Our unique OTS Coppernose Bluegill have a story behind them.  By combining the genetics from some of George Glazener's coppernose bluegill with some of the best from our existing fish farm stock, we have produced some high quality pure coppernose bluegill genetics.  The breeding stock for these genetics are chosen based on certain characteristics.  Males are chosen based on the presence of pronounced orange or red caudal fin with white tipping, exaggerated copper bar across the nose, few vertical bars, bull head.  Females are chosen based on evidence of pure coppernose traits plus body condition i.e. egg mass bulge.  These OTS Coppernose Bluegill will breed true in your fishery year after year.  The males are beautiful and can grow up to 1.5-2lbs. The females have tremendous reproductive potential and can start spawning as soon as they reach 3" size. 

Field Report: OTS Coppernose Pond Boss Forum Field Report

Read More:  OTS Coppernose Bluegill on Pond Boss Forum      

Coppernose Bluegill

The following common names are all part of the sunfish family, as are bluegill: Bream, brim, sun perch, sunfish, sunny, cherry bream, shellcracker, Georgia Bream, Goggle-eye, rock bass, branch perch, black perch, warmouth, just to name a few. These common names have gotten thrown around, transported from region to region, stretched, flawed, overused, abused, and mishandled. Let it be known that all the common names listed above represent fish in the sunfish family. Native and Coppernose bluegill are also known as bream, perch, sunny, and sun perch.

Although these are two different sub-species of bluegill, they are difficult to differentiate at a young age, and their biological properties are quite alike. A sub-specie is essentially the result of the same specie having adapted to more than one environment, taking on different physiological adaptations to suit their environments. For example, coppernose and native bluegill are capable of interbreeding and producing viable, sexually active offspring.

Largemouth bass will eat a variety of live fish, but bluegill are particularly important in ponds and small lakes because they reproduce throughout the warm months, achieve a size allowing them long term survival, and exhibit multiple spawning each season. This furnishes a continual supply of different size forage. Bluegill (Lepomis macrochirus) spawn when temperatures reach 75ºF and continue until water temperatures cool in the fall. Bluegill mature at 3 inches in length, with females capable of laying between 10,000 and 60,000 eggs per spawn. Young bluegill feed primarily on plankton switching to a diet of insects and other small aquatic life as their size increases. They seldom stray far from shore and prefer structures such as weed beds, fallen timber, etc. Bluegill are a good forage fish for largemouth bass, because they do not compete heavily with largemouth bass for forage. In general they are found in the same habitats as largemouth bass, and therefore are easily located.
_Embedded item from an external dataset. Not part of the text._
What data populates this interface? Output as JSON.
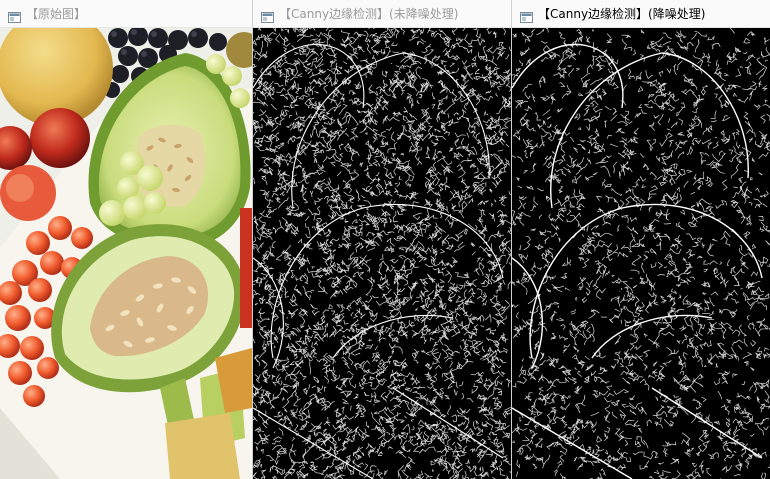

Bluegill have a very high fecundity so they have the ability to produce relatively large numbers of offspring.

Bluegill can be stocked with largemouth bass, blue or channel catfish, or by themselves. They can reach 1.5-2 lbs in weight, and they taste wonderful. Bluegill will eat a floating fish food.

Stocking rate is up to 1000 per acre for largemouth bass or hybrid striper production. Make sure to stock coppernose bluegill along with a top end predator to control their numbers.